It seems like a lifetime ago when we could freely roam about our communities without worries of catching a deadly virus. Life is certainly more unpredictable these days with the COVID-19 pandemic running its course. It used to be that we’d wake up and know fairly well how our day was going to go. We had the security of a job, a fairly good assurance of coming home without any type of virus, and a routine that helped us feel stable.
However, since COVID-19, we’re living in a world where fear and panic have risen to the surface, with many people struggling to cope each day.
According to the Diagnostic and Statistical Manual of Mental Disorders (DSM), fear and panic are defined as intensified or excessive fear launched by something specific. Panic is defined as intense or paralyzing fear that tends to come

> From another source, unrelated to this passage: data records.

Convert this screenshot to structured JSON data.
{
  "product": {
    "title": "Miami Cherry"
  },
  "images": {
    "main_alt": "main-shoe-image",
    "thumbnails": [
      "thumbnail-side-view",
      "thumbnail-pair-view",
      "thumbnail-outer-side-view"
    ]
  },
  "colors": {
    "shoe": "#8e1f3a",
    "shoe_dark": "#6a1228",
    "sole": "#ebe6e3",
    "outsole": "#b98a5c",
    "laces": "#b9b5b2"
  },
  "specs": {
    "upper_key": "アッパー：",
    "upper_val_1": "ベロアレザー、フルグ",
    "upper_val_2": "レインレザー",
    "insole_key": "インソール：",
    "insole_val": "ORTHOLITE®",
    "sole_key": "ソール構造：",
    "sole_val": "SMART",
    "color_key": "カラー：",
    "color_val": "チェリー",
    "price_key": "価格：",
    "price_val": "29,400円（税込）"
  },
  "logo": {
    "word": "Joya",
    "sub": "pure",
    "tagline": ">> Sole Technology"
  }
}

Life as normal changed when our everyday lives were hit with COVID-19. No longer could we wake up and use our freedom to engage in work or our communities as we pleased. No longer could we face each day with a certainty that we and our loved ones would be alright. The underlying emotion in most homes has become fear and panic.
Effects On Mental Health Workers
As a psychotherapist working in a hospital, I’ve witnessed the direct effects COVID-19 has had on health care workers. A co-worker shared with me how challenging it’s been for her to watch patients suffer alone. In one instance, she had a patient quarantined with the virus. His family was not allowed in the room to see him, so she moved his bed by the window so he could see them as he talked to them on the phone.
The grief and fear healthcare workers are carrying can become quite heavy at times. They are courageously stepping it up to care for those that fall ill, all-the-while trying to practice self-care.
COVID-19 And Generalized Anxiety
When someone experiences persistent, intense worry, it’s diagnosed as Generalized Anxiety Disorder. It could very well be that most of the world is experiencing these symptoms directly due to the pandemic.
Anxiety, fear, and panic have set the stage for communities to begin living life in a different, self-distancing, isolated way.
All of us have had to change our routines and make life adjustments that we hope will keep ourselves
and our families safe.
At the time of writing this blog, statistics report that there are almost 18 million people around the world that have been diagnosed with COVID-19. Over 685,000 have died. The tragedy of loss behind the numbers is huge. The grief that cries out around the globe monstrous. All the while, most people continue to struggle with the same questions.
- When will this be over?
- Will I be alright? Will my family be alright?
- What if I get sick?
- Will I get my job back?
- How am I going to recover from this?
- What will life be like after the pandemic?
Moving forward, it will be important that all of us try to cultivate a new sense of normal. A sense of stability
Preparing For Life After The Virus
Most people want to get back to work and a sense of normalcy. They’re eager to get back to a routine with some stability. Routines help us feel stable and help bring a calming to our emotions. For children, parents can help them prepare for going back to school or being at home without parents when they return to work by keeping routine and structure in place at home during the pandemic. Children tend to thrive better when there are schedules and consistency.
For adults, practicing self-care is essential. With the excess free time we’re experiencing, be sure to fill that time with things that nurture yourself. Get plenty of sleep. Take time to exercise. Do things that you enjoy. It’s easy to let boredom in the cracks, so consciously take on each day as it comes, engaging in meaningful tasks for yourself and with your
Hope For Life Post COVID-19
There will be a day when the pandemic is over. Keep that in mind. People will return to work. Children will return to school or daycare. The economy will startup again. Offer gratitude for what will be once again in the near future, as well as for all the good in your life right now. Enjoy the simple things right under your nose.
In the grand scheme of things, it is an opportune time to evaluate our values and priorities. We have some time to reflect on what’s most important to us, as well as learn valuable lessons along the way regarding health, relationships with loved ones, community, and life in general.
Having spent 26 years as a registered nurse, she is passionate about helping people physically, but now she is dedicated her time to caring for the mental health and wellbeing of her clients. She is a trained psychotherapist and she has a background in Cognitive Behavioural Therapy, Grief and Bereavement and currently, studying trauma focused therapy in University of Wilfred Laurier. Vivian continues to see clients for individual and couple therapy by video conference